Editorial: Eliminate three-strikes law
The Supreme Court said Monday that it will review three-strikes laws around the nation, specifically addressing the existing program in California. The three-strikes law is ridiculous and should have never been passed in the first place. Crimes should be given appropriate punishments based on the crime, not the sum total of three.
Mostly during the 1990s, many states adopted three-strikes laws in order to combat increasing crime and to crack-down on repeat offenders. However, the laws were too loosely planned and allow for criminals charged with felonies such as drug possession to be sentenced from 25 years to life in prison.
Currently, in California where the laws are the strictest, people in the past have been sentenced for such terms after shoplifting. In the past, courts have overturned such verdicts on individual bases, but the law still allows for cruel and unusual punishment by sentencing AIDS victims to such long terms, as happened again in California.
However, unlike a previous videotape shoplifter, Gary Ewing’s sentence was upheld because he had four previous charges. In fact, Ewing could have been charged with a misdemeanor, but instead was charged with a felony, thus making the three-strikes law applicable.
Such cases are an abomination of the justice system. Surely, criminals should not be slapped on the wrist or receive no punishment. But each crime should be individually evaluated, and the punishment should be according.

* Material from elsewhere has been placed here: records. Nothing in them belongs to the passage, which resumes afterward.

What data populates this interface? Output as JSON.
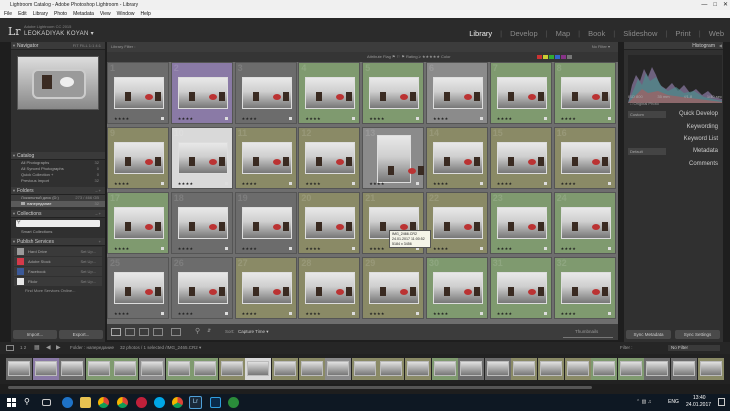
{
  "window": {
    "title": "Lightroom Catalog - Adobe Photoshop Lightroom - Library"
  },
  "menu": [
    "File",
    "Edit",
    "Library",
    "Photo",
    "Metadata",
    "View",
    "Window",
    "Help"
  ],
  "identity": {
    "product": "Adobe Lightroom CC 2015",
    "user": "LEOKADIYAK KOYAN ▾"
  },
  "modules": [
    {
      "label": "Library",
      "active": true
    },
    {
      "label": "Develop"
    },
    {
      "label": "Map"
    },
    {
      "label": "Book"
    },
    {
      "label": "Slideshow"
    },
    {
      "label": "Print"
    },
    {
      "label": "Web"
    }
  ],
  "left": {
    "navigator": "Navigator",
    "nav_opts": "FIT   FILL   1:1   4:1",
    "catalog": "Catalog",
    "catalog_items": [
      {
        "label": "All Photographs",
        "count": "32"
      },
      {
        "label": "All Synced Photographs",
        "count": "0"
      },
      {
        "label": "Quick Collection +",
        "count": "0"
      },
      {
        "label": "Previous Import",
        "count": "32"
      }
    ],
    "folders": "Folders",
    "volume": "Локальный диск (D:)",
    "volume_space": "273 / 466 GB",
    "folder": "напередание",
    "folder_count": "32",
    "collections": "Collections",
    "smart_collections": "Smart Collections",
    "publish": "Publish Services",
    "services": [
      {
        "label": "Hard Drive",
        "state": "Set Up..."
      },
      {
        "label": "Adobe Stock",
        "state": "Set Up..."
      },
      {
        "label": "Facebook",
        "state": "Set Up..."
      },
      {
        "label": "Flickr",
        "state": "Set Up..."
      }
    ],
    "find_more": "Find More Services Online...",
    "import": "Import...",
    "export": "Export..."
  },
  "filter": {
    "label": "Library Filter :",
    "tabs": [
      "Text",
      "Attribute",
      "Metadata",
      "None"
    ],
    "active": "Attribute",
    "nofilter": "No Filter ▾",
    "attr_row": "Attribute   Flag  ⚑ ⚐ ⚑   Rating  ≥ ★★★★★   Color"
  },
  "grid": {
    "cells": [
      {
        "n": "1",
        "c": "#6c6c6c",
        "t": "land"
      },
      {
        "n": "2",
        "c": "#8a7aa6",
        "t": "land"
      },
      {
        "n": "3",
        "c": "#6c6c6c",
        "t": "land"
      },
      {
        "n": "4",
        "c": "#7f9a6f",
        "t": "land"
      },
      {
        "n": "5",
        "c": "#7f9a6f",
        "t": "land"
      },
      {
        "n": "6",
        "c": "#8b8b8b",
        "t": "land"
      },
      {
        "n": "7",
        "c": "#7f9a6f",
        "t": "land"
      },
      {
        "n": "8",
        "c": "#7f9a6f",
        "t": "land"
      },
      {
        "n": "9",
        "c": "#8a8a66",
        "t": "land"
      },
      {
        "n": "10",
        "c": "#d9d9d9",
        "t": "land"
      },
      {
        "n": "11",
        "c": "#8a8a66",
        "t": "land"
      },
      {
        "n": "12",
        "c": "#8a8a66",
        "t": "land"
      },
      {
        "n": "13",
        "c": "#8b8b8b",
        "t": "port"
      },
      {
        "n": "14",
        "c": "#8a8a66",
        "t": "land"
      },
      {
        "n": "15",
        "c": "#8a8a66",
        "t": "land"
      },
      {
        "n": "16",
        "c": "#8a8a66",
        "t": "land"
      },
      {
        "n": "17",
        "c": "#7f9a6f",
        "t": "land"
      },
      {
        "n": "18",
        "c": "#6c6c6c",
        "t": "land"
      },
      {
        "n": "19",
        "c": "#6c6c6c",
        "t": "land"
      },
      {
        "n": "20",
        "c": "#8a8a66",
        "t": "land"
      },
      {
        "n": "21",
        "c": "#8a8a66",
        "t": "land"
      },
      {
        "n": "22",
        "c": "#8a8a66",
        "t": "land"
      },
      {
        "n": "23",
        "c": "#7f9a6f",
        "t": "land"
      },
      {
        "n": "24",
        "c": "#7f9a6f",
        "t": "land"
      },
      {
        "n": "25",
        "c": "#6c6c6c",
        "t": "land"
      },
      {
        "n": "26",
        "c": "#6c6c6c",
        "t": "land"
      },
      {
        "n": "27",
        "c": "#8a8a66",
        "t": "land"
      },
      {
        "n": "28",
        "c": "#8a8a66",
        "t": "land"
      },
      {
        "n": "29",
        "c": "#8a8a66",
        "t": "land"
      },
      {
        "n": "30",
        "c": "#7f9a6f",
        "t": "land"
      },
      {
        "n": "31",
        "c": "#7f9a6f",
        "t": "land"
      },
      {
        "n": "32",
        "c": "#7f9a6f",
        "t": "land"
      }
    ],
    "stars": "★★★★"
  },
  "tooltip": {
    "line1": "IMG_2466.CR2",
    "line2": "24.01.2017 11:00:52",
    "line3": "5184 x 3456"
  },
  "toolbar": {
    "sort_label": "Sort:",
    "sort_value": "Capture Time ▾",
    "thumbs": "Thumbnails"
  },
  "right": {
    "histogram": "Histogram",
    "exif": [
      "ISO 800",
      "35 mm",
      "f/1.8",
      "1/40 sec"
    ],
    "original": "Original Photo",
    "quick_develop": "Quick Develop",
    "custom": "Custom",
    "keywording": "Keywording",
    "keyword_list": "Keyword List",
    "metadata": "Metadata",
    "default": "Default",
    "comments": "Comments",
    "sync_meta": "Sync Metadata",
    "sync_settings": "Sync Settings"
  },
  "filmstrip": {
    "pages": "1  2",
    "path": "Folder : напередание",
    "summary": "32 photos / 1 selected /IMG_2465.CR2 ▾",
    "filter": "Filter :",
    "nofilter": "No Filter"
  },
  "taskbar": {
    "lang": "ENG",
    "time": "13:40",
    "date": "24.01.2017"
  }
}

Shoplifters and drug addicts don’t deserve the same prison terms as murderers and other such criminals. The justice system exists to make sure justice is dispensed, not to make sweeping generalizations about how many times crimes are committed. The Supreme Court should understand and acknowledge that by ruling three-strikes laws unconstitutional around the country.